For envy, Okholm revisits the true account of the mother of the cheerleader who was convicted of attempting to have her daughter’s rival murdered. The mother felt that Shanna’s (her daughter) failures and Amber’s successes had driven her to an irrational jealousy. While monks may not have known cheerleaders, they were familiar with envy that leads to irrational action. Okholm paraphrases Cassian and Gregory,
Like an engorged tick, envy is a parasite that swells to the degree that the other prospers. Worse, the envier begins to look for faults amid the good qualities of the righteous and becomes disheartened when the envied one makes further progress. This is a person who will not rejoice with those who rejoice but is eager to hypocritically weep with those who weep. (122)
Underlying Okholm’s hope to showcase the ancient monks’ foundational and scriptural wisdom is a determination to offer a holistic approach. He writes,
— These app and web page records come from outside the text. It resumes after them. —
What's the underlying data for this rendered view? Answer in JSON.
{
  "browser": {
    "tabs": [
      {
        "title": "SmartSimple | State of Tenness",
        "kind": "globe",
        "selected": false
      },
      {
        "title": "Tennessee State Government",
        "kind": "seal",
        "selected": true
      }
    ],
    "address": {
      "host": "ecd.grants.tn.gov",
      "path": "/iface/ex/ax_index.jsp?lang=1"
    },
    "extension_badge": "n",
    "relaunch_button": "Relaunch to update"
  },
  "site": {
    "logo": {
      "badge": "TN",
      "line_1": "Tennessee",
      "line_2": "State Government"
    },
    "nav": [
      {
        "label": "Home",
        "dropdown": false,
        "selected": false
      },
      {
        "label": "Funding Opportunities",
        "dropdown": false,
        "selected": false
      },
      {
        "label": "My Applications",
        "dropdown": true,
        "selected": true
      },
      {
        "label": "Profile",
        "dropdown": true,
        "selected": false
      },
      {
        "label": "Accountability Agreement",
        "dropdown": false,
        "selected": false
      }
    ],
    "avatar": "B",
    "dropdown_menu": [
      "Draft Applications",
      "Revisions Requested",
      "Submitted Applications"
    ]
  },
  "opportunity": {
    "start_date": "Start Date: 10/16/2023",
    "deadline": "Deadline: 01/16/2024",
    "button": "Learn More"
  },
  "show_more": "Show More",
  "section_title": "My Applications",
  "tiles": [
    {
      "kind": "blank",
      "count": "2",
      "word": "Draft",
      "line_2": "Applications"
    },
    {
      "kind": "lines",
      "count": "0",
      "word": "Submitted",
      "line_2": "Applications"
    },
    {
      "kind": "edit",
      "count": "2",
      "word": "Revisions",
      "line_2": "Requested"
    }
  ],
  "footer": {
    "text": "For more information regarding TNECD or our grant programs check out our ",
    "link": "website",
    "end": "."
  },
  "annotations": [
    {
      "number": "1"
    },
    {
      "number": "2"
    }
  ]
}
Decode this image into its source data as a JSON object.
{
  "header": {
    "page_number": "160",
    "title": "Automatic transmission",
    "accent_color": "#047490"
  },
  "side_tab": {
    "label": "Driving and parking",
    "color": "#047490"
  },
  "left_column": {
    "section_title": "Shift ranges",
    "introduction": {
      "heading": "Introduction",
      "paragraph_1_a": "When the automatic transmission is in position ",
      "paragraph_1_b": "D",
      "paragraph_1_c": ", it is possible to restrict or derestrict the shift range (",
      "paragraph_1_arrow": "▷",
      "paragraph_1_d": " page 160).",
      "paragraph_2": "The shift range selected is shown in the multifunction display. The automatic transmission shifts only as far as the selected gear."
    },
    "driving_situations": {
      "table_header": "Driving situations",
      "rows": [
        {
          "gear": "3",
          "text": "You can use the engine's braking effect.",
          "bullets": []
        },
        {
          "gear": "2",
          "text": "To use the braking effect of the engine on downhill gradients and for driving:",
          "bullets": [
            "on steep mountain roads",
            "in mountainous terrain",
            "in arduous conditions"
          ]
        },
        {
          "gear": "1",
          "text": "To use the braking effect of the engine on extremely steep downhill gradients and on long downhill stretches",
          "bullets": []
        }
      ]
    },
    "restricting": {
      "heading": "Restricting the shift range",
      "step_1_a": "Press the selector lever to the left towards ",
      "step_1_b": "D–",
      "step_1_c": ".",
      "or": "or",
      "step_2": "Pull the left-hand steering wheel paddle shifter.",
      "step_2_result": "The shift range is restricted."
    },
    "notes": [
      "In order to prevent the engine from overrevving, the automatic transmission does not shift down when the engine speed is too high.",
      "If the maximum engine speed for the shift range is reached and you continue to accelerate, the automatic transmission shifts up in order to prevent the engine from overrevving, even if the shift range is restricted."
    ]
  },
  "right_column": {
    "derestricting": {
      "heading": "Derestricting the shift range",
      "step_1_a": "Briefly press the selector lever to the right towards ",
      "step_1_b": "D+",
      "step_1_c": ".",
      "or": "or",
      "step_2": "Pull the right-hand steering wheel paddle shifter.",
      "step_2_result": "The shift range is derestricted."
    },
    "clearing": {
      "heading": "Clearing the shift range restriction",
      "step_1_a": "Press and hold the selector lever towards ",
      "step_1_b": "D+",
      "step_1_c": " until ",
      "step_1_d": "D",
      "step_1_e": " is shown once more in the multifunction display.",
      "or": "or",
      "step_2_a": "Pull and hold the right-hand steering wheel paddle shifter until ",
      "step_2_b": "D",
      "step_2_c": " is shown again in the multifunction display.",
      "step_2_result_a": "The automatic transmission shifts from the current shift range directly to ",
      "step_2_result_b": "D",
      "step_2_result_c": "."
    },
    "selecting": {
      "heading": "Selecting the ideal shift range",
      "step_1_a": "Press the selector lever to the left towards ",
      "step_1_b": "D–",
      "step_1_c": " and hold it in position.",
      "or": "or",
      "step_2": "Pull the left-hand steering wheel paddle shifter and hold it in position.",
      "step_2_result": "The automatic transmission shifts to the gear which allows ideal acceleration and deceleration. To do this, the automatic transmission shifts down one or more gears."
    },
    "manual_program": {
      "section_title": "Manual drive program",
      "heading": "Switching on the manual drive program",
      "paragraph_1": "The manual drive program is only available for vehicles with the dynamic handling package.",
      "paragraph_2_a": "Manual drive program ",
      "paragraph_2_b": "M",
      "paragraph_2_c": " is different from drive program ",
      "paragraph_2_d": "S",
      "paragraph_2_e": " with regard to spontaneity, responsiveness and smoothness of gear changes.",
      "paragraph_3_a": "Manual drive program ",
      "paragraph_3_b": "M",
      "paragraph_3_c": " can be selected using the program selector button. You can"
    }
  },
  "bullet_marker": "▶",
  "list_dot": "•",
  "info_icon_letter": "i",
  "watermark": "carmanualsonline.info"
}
… I intend to bring forward the insights of the early church monks in order to offer what one might call a truly Christian psychology rather than the more typical approach that begins with the template of contemporary understanding from the social sciences and then attempts to insert Christian concepts to make them fit the alien structure.” (8) (All Italics are Okholm’s.)
While I am not confident he quite arrives at this goal, Okholm makes an excellent start, and his book earns its spot as a highly useful tool for understanding sin in our own lives, and in our culture. In a tone that is gentle but frank, it’s full of useful observations and counsel, from both the ancients and the moderns. Okholm delves into the monks’ focus on concepts such as the importance of habits – habits for good and habits that degenerate into sin, or, seeing sin in the context of community and its counterproductive privatizing impact. There’s a strong pastoral and devotional impact to this volume, and while it’s aimed at Christians who assume that sin is essential to address, a great deal will be useful to all students of the soul. Lastly, some readers will be frustrated that sources are not handled adequately, as modern psychologists and academics are cited without a complementary clause verifying why they are quoted. It is hard not to puzzle, “Who is he quoting now?”
The first book on sin that many people read was C.S. Lewis’ Screwtape Letters. Reading Dangerous Sins, Deadly Passions, it was easy to imagine that Screwtape used the insights of these monks, and moderns, to discern precisely how to mess with us. Dennis Okholm has generously provided a readable, highly useful, antidote.
C. Christopher Smith is the founding editor of The Englewood Review of Books. He is also author of a number of books, including most recently How the Body of Christ Talks: Recovering the Practice of Conversation in the Church (Brazos Press, 2019). Connect with him online at: C-Christopher-Smith.com